» **TASK PROMPT**
As an exercise, copy out the entries exactly as written.
#####
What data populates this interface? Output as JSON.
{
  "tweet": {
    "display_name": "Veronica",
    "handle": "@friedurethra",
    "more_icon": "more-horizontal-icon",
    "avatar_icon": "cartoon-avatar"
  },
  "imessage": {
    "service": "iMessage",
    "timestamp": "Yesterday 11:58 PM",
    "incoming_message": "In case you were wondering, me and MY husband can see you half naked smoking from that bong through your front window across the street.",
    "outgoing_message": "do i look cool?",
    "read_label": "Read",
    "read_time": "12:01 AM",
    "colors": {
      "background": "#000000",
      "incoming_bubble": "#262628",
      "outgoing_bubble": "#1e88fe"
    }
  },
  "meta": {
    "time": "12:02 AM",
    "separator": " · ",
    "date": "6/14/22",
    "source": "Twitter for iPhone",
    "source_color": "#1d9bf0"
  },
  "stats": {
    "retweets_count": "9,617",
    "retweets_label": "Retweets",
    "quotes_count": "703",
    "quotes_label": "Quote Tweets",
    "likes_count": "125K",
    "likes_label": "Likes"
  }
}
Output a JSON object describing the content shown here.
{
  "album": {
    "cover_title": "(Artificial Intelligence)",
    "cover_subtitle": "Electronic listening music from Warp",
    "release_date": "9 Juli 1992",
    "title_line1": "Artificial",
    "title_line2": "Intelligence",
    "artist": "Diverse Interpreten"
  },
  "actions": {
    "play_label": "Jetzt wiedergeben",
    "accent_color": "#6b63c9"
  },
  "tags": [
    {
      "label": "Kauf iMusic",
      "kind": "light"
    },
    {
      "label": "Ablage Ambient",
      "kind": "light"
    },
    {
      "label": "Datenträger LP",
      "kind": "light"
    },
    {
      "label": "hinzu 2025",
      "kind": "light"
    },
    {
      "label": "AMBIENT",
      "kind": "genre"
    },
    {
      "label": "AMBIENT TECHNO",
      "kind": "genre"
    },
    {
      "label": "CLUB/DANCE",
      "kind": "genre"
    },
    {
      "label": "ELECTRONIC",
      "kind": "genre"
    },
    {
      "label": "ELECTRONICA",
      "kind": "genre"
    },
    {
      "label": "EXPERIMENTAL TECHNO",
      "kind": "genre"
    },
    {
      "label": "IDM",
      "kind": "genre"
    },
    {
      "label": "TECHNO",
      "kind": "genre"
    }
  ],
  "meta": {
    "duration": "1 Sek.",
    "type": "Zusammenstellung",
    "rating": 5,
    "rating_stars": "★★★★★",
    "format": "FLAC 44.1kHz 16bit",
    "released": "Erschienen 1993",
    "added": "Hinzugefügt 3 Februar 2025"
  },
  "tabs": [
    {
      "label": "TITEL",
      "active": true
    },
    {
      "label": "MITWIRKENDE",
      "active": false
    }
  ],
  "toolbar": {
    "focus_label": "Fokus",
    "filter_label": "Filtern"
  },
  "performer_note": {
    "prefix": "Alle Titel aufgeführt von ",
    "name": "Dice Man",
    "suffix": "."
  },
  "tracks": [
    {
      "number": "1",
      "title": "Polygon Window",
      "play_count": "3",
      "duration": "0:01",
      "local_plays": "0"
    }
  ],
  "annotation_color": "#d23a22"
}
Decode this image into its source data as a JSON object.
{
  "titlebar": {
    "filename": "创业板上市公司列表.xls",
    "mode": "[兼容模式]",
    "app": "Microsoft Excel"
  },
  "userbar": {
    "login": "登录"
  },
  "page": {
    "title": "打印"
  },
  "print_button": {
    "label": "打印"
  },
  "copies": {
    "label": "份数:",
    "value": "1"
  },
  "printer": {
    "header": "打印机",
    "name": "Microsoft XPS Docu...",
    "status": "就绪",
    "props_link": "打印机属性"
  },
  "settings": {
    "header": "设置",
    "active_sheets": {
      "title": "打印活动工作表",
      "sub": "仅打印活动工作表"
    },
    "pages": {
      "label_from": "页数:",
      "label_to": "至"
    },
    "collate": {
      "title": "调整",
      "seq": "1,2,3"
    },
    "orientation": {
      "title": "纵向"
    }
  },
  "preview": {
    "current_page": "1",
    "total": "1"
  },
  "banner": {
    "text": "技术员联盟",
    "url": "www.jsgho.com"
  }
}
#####
» **SOLVED EXERCISE**
What data populates this interface? Output as JSON.
{
  "tweet": {
    "display_name": "Veronica",
    "handle": "@friedurethra",
    "more_icon": "more-horizontal-icon",
    "avatar_icon": "cartoon-avatar"
  },
  "imessage": {
    "service": "iMessage",
    "timestamp": "Yesterday 11:58 PM",
    "incoming_message": "In case you were wondering, me and MY husband can see you half naked smoking from that bong through your front window across the street.",
    "outgoing_message": "do i look cool?",
    "read_label": "Read",
    "read_time": "12:01 AM",
    "colors": {
      "background": "#000000",
      "incoming_bubble": "#262628",
      "outgoing_bubble": "#1e88fe"
    }
  },
  "meta": {
    "time": "12:02 AM",
    "separator": " · ",
    "date": "6/14/22",
    "source": "Twitter for iPhone",
    "source_color": "#1d9bf0"
  },
  "stats": {
    "retweets_count": "9,617",
    "retweets_label": "Retweets",
    "quotes_count": "703",
    "quotes_label": "Quote Tweets",
    "likes_count": "125K",
    "likes_label": "Likes"
  }
}
Output a JSON object describing the content shown here.
{
  "album": {
    "cover_title": "(Artificial Intelligence)",
    "cover_subtitle": "Electronic listening music from Warp",
    "release_date": "9 Juli 1992",
    "title_line1": "Artificial",
    "title_line2": "Intelligence",
    "artist": "Diverse Interpreten"
  },
  "actions": {
    "play_label": "Jetzt wiedergeben",
    "accent_color": "#6b63c9"
  },
  "tags": [
    {
      "label": "Kauf iMusic",
      "kind": "light"
    },
    {
      "label": "Ablage Ambient",
      "kind": "light"
    },
    {
      "label": "Datenträger LP",
      "kind": "light"
    },
    {
      "label": "hinzu 2025",
      "kind": "light"
    },
    {
      "label": "AMBIENT",
      "kind": "genre"
    },
    {
      "label": "AMBIENT TECHNO",
      "kind": "genre"
    },
    {
      "label": "CLUB/DANCE",
      "kind": "genre"
    },
    {
      "label": "ELECTRONIC",
      "kind": "genre"
    },
    {
      "label": "ELECTRONICA",
      "kind": "genre"
    },
    {
      "label": "EXPERIMENTAL TECHNO",
      "kind": "genre"
    },
    {
      "label": "IDM",
      "kind": "genre"
    },
    {
      "label": "TECHNO",
      "kind": "genre"
    }
  ],
  "meta": {
    "duration": "1 Sek.",
    "type": "Zusammenstellung",
    "rating": 5,
    "rating_stars": "★★★★★",
    "format": "FLAC 44.1kHz 16bit",
    "released": "Erschienen 1993",
    "added": "Hinzugefügt 3 Februar 2025"
  },
  "tabs": [
    {
      "label": "TITEL",
      "active": true
    },
    {
      "label": "MITWIRKENDE",
      "active": false
    }
  ],
  "toolbar": {
    "focus_label": "Fokus",
    "filter_label": "Filtern"
  },
  "performer_note": {
    "prefix": "Alle Titel aufgeführt von ",
    "name": "Dice Man",
    "suffix": "."
  },
  "tracks": [
    {
      "number": "1",
      "title": "Polygon Window",
      "play_count": "3",
      "duration": "0:01",
      "local_plays": "0"
    }
  ],
  "annotation_color": "#d23a22"
}
Decode this image into its source data as a JSON object.
{
  "titlebar": {
    "filename": "创业板上市公司列表.xls",
    "mode": "[兼容模式]",
    "app": "Microsoft Excel"
  },
  "userbar": {
    "login": "登录"
  },
  "page": {
    "title": "打印"
  },
  "print_button": {
    "label": "打印"
  },
  "copies": {
    "label": "份数:",
    "value": "1"
  },
  "printer": {
    "header": "打印机",
    "name": "Microsoft XPS Docu...",
    "status": "就绪",
    "props_link": "打印机属性"
  },
  "settings": {
    "header": "设置",
    "active_sheets": {
      "title": "打印活动工作表",
      "sub": "仅打印活动工作表"
    },
    "pages": {
      "label_from": "页数:",
      "label_to": "至"
    },
    "collate": {
      "title": "调整",
      "seq": "1,2,3"
    },
    "orientation": {
      "title": "纵向"
    }
  },
  "preview": {
    "current_page": "1",
    "total": "1"
  },
  "banner": {
    "text": "技术员联盟",
    "url": "www.jsgho.com"
  }
}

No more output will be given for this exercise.